TASK ITEM — Each record below needs to be retyped exactly.

Segment Open

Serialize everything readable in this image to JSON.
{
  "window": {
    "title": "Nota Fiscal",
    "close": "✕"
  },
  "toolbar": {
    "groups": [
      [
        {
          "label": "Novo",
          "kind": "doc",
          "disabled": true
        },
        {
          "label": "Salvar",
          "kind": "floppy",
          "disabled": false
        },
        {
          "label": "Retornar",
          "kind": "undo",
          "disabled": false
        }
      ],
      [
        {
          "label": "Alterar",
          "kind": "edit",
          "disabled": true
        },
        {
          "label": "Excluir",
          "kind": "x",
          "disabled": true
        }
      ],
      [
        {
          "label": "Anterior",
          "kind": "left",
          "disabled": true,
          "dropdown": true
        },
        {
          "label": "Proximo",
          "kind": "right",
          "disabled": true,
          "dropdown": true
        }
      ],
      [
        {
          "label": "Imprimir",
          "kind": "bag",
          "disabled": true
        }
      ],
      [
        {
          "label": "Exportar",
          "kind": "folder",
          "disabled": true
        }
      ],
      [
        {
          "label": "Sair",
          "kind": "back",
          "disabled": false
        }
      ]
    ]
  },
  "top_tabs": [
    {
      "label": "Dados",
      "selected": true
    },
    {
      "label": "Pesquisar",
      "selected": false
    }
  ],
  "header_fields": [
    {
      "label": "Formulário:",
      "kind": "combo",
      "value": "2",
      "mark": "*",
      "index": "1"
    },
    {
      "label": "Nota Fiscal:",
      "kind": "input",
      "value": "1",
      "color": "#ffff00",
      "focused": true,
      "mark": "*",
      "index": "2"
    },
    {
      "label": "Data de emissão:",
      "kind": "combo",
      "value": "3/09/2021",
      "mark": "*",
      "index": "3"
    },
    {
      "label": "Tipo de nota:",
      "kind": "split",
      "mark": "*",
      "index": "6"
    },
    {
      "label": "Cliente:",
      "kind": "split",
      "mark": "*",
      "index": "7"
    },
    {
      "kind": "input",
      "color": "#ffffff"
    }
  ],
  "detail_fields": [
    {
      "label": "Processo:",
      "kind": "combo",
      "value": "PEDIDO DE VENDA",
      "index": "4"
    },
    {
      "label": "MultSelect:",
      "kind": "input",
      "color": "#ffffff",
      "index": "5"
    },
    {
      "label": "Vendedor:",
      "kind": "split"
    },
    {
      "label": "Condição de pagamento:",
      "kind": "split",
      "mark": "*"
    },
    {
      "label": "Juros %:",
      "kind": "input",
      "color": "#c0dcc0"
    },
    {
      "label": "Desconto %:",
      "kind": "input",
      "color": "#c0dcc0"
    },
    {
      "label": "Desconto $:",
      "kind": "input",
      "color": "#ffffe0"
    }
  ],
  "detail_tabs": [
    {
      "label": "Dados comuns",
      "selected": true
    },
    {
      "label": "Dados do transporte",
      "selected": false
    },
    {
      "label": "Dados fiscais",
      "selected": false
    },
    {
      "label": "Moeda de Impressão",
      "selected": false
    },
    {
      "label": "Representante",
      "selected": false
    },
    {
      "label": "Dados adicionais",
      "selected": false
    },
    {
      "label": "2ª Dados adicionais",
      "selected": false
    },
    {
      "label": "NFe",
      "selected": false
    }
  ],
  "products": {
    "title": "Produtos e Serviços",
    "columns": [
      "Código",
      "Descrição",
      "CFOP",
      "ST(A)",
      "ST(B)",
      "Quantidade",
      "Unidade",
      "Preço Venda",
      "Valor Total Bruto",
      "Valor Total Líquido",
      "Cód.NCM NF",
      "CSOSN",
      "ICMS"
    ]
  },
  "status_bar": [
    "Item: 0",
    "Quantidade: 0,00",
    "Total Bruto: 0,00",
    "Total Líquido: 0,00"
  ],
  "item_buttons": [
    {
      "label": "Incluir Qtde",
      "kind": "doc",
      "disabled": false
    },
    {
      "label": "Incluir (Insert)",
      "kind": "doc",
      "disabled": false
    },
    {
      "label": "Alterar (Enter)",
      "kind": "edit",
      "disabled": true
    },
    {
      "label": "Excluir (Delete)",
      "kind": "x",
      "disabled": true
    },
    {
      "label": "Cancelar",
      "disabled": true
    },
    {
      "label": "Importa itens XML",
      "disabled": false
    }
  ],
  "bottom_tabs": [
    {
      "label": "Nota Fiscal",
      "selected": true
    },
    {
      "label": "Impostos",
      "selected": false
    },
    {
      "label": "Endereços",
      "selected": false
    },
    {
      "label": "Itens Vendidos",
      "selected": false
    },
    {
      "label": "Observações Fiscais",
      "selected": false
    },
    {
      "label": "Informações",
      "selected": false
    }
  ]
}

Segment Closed

TASK RESULT —
Serialize everything readable in this image to JSON.
{
  "window": {
    "title": "Nota Fiscal",
    "close": "✕"
  },
  "toolbar": {
    "groups": [
      [
        {
          "label": "Novo",
          "kind": "doc",
          "disabled": true
        },
        {
          "label": "Salvar",
          "kind": "floppy",
          "disabled": false
        },
        {
          "label": "Retornar",
          "kind": "undo",
          "disabled": false
        }
      ],
      [
        {
          "label": "Alterar",
          "kind": "edit",
          "disabled": true
        },
        {
          "label": "Excluir",
          "kind": "x",
          "disabled": true
        }
      ],
      [
        {
          "label": "Anterior",
          "kind": "left",
          "disabled": true,
          "dropdown": true
        },
        {
          "label": "Proximo",
          "kind": "right",
          "disabled": true,
          "dropdown": true
        }
      ],
      [
        {
          "label": "Imprimir",
          "kind": "bag",
          "disabled": true
        }
      ],
      [
        {
          "label": "Exportar",
          "kind": "folder",
          "disabled": true
        }
      ],
      [
        {
          "label": "Sair",
          "kind": "back",
          "disabled": false
        }
      ]
    ]
  },
  "top_tabs": [
    {
      "label": "Dados",
      "selected": true
    },
    {
      "label": "Pesquisar",
      "selected": false
    }
  ],
  "header_fields": [
    {
      "label": "Formulário:",
      "kind": "combo",
      "value": "2",
      "mark": "*",
      "index": "1"
    },
    {
      "label": "Nota Fiscal:",
      "kind": "input",
      "value": "1",
      "color": "#ffff00",
      "focused": true,
      "mark": "*",
      "index": "2"
    },
    {
      "label": "Data de emissão:",
      "kind": "combo",
      "value": "3/09/2021",
      "mark": "*",
      "index": "3"
    },
    {
      "label": "Tipo de nota:",
      "kind": "split",
      "mark": "*",
      "index": "6"
    },
    {
      "label": "Cliente:",
      "kind": "split",
      "mark": "*",
      "index": "7"
    },
    {
      "kind": "input",
      "color": "#ffffff"
    }
  ],
  "detail_fields": [
    {
      "label": "Processo:",
      "kind": "combo",
      "value": "PEDIDO DE VENDA",
      "index": "4"
    },
    {
      "label": "MultSelect:",
      "kind": "input",
      "color": "#ffffff",
      "index": "5"
    },
    {
      "label": "Vendedor:",
      "kind": "split"
    },
    {
      "label": "Condição de pagamento:",
      "kind": "split",
      "mark": "*"
    },
    {
      "label": "Juros %:",
      "kind": "input",
      "color": "#c0dcc0"
    },
    {
      "label": "Desconto %:",
      "kind": "input",
      "color": "#c0dcc0"
    },
    {
      "label": "Desconto $:",
      "kind": "input",
      "color": "#ffffe0"
    }
  ],
  "detail_tabs": [
    {
      "label": "Dados comuns",
      "selected": true
    },
    {
      "label": "Dados do transporte",
      "selected": false
    },
    {
      "label": "Dados fiscais",
      "selected": false
    },
    {
      "label": "Moeda de Impressão",
      "selected": false
    },
    {
      "label": "Representante",
      "selected": false
    },
    {
      "label": "Dados adicionais",
      "selected": false
    },
    {
      "label": "2ª Dados adicionais",
      "selected": false
    },
    {
      "label": "NFe",
      "selected": false
    }
  ],
  "products": {
    "title": "Produtos e Serviços",
    "columns": [
      "Código",
      "Descrição",
      "CFOP",
      "ST(A)",
      "ST(B)",
      "Quantidade",
      "Unidade",
      "Preço Venda",
      "Valor Total Bruto",
      "Valor Total Líquido",
      "Cód.NCM NF",
      "CSOSN",
      "ICMS"
    ]
  },
  "status_bar": [
    "Item: 0",
    "Quantidade: 0,00",
    "Total Bruto: 0,00",
    "Total Líquido: 0,00"
  ],
  "item_buttons": [
    {
      "label": "Incluir Qtde",
      "kind": "doc",
      "disabled": false
    },
    {
      "label": "Incluir (Insert)",
      "kind": "doc",
      "disabled": false
    },
    {
      "label": "Alterar (Enter)",
      "kind": "edit",
      "disabled": true
    },
    {
      "label": "Excluir (Delete)",
      "kind": "x",
      "disabled": true
    },
    {
      "label": "Cancelar",
      "disabled": true
    },
    {
      "label": "Importa itens XML",
      "disabled": false
    }
  ],
  "bottom_tabs": [
    {
      "label": "Nota Fiscal",
      "selected": true
    },
    {
      "label": "Impostos",
      "selected": false
    },
    {
      "label": "Endereços",
      "selected": false
    },
    {
      "label": "Itens Vendidos",
      "selected": false
    },
    {
      "label": "Observações Fiscais",
      "selected": false
    },
    {
      "label": "Informações",
      "selected": false
    }
  ]
}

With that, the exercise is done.